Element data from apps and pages
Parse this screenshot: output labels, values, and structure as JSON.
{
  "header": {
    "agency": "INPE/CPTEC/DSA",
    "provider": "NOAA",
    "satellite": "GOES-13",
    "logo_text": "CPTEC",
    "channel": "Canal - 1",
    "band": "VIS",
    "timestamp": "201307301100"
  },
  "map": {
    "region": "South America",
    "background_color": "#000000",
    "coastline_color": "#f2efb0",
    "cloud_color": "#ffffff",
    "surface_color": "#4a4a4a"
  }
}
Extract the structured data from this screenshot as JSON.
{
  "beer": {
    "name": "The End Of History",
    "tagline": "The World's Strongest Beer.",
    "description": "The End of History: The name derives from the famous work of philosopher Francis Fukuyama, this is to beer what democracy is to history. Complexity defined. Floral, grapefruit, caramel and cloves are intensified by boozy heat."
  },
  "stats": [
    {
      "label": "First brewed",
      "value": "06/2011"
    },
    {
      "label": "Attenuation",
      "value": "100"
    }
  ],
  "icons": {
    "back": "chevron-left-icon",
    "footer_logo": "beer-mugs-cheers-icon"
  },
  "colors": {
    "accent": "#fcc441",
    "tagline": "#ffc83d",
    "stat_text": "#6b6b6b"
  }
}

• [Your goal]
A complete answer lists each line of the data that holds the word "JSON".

• [Answer section]
Parse this screenshot: output labels, values, and structure as JSON.
Extract the structured data from this screenshot as JSON.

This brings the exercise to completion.